Artificial intelligence (AI, e.g., deep learning) is increasingly used to assist high-stakes decisions in areas such as finance, medicine, or autonomous driving. Upcoming regulations will require that the principles by which such algorithms arrive at their predictions should be transparent. However, while numerous “explainable” AI (XAI) methods have been proposed, the field is lacking formal definitions of what these are supposed to deliver and how their results should be interpreted. In a new study, we used synthetic ground-truth data to enable a quantitative assessment of the “explanation performance” of common XAI techniques.

We have previously demonstrated that so-called suppressor variables can lead to misinterpretations that could have severe implications in practice (such as attributing the presence of a disease to a variable that is statistically independent of it). Our simulation study allowed us to identify those XAI approaches whose performance is systematically impaired by the presence of suppressors.
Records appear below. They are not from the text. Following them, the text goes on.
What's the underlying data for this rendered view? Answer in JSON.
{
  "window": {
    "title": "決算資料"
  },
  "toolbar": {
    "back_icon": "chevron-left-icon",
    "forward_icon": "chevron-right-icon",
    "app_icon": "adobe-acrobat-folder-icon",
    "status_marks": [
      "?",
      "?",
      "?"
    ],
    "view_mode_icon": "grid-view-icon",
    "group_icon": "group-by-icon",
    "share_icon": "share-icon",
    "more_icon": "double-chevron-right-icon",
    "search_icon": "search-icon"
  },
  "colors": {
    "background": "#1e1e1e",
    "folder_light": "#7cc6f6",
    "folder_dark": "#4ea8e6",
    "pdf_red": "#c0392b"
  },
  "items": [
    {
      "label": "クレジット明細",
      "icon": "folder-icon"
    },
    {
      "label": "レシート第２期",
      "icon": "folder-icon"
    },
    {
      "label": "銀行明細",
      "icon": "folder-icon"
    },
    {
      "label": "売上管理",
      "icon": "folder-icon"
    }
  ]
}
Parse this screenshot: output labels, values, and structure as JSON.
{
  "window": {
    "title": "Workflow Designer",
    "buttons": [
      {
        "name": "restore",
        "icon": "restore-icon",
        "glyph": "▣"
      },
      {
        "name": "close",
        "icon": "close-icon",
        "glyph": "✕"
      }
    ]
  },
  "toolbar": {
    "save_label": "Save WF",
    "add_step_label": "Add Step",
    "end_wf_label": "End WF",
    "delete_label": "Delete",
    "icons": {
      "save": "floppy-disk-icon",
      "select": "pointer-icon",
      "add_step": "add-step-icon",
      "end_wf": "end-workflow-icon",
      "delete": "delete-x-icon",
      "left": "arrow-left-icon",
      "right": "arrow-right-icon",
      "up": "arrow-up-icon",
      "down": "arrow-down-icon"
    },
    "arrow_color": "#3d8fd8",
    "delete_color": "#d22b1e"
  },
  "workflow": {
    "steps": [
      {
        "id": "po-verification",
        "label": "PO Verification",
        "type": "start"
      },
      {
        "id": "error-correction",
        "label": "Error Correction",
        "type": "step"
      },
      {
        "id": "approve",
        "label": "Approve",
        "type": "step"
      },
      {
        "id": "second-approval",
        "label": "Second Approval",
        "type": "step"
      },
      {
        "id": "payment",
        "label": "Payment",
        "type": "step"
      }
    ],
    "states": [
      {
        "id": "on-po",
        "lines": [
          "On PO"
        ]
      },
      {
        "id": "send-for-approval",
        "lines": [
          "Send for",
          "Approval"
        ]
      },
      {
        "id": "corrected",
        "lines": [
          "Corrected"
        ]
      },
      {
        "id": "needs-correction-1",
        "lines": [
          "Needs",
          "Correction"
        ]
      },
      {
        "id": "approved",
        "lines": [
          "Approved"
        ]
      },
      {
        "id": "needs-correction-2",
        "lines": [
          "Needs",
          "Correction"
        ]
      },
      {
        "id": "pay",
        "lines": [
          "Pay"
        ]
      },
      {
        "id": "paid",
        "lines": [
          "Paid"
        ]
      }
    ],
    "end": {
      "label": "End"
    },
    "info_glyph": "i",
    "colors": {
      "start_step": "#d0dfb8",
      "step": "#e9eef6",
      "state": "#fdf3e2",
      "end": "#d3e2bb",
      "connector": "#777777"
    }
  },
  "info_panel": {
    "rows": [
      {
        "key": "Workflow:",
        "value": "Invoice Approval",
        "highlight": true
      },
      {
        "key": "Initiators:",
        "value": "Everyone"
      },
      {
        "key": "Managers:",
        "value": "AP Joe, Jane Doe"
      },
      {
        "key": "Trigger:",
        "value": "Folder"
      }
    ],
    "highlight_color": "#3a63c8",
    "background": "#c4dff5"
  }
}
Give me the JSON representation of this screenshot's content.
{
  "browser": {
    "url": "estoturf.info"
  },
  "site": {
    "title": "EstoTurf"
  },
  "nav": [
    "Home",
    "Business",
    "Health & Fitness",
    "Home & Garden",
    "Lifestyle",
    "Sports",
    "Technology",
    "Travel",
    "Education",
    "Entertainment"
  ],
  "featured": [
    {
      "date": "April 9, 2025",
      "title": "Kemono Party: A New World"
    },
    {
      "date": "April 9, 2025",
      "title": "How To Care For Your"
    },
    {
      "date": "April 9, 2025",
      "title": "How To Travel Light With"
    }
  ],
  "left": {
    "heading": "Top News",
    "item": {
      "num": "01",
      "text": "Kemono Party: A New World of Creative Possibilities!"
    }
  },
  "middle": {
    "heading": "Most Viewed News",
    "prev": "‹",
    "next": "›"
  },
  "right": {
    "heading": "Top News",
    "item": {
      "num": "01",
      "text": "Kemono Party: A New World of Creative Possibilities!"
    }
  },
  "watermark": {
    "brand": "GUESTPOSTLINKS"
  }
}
The study will appear in the Machine Learning Journal (Springer) and be presented at the European Conference on Machine Learning (ECML) this year. Code and reference data are made publicly available.

Related publication: Wilming, R., Budding, C., Müller, K. R., & Haufe, S. (2021). Scrutinizing XAI using linear ground-truth data with suppressor variables. Machine Learning Journal. In press. DOI: Opens external link in new window10.1007/s10994-022-06167-y


Experts: Opens local program for sending emailRick Wilming (TU Berlin), Opens local program for sending emailStefan Haufe (TU Berlin, Opens internal link in current windowPTB 8.44)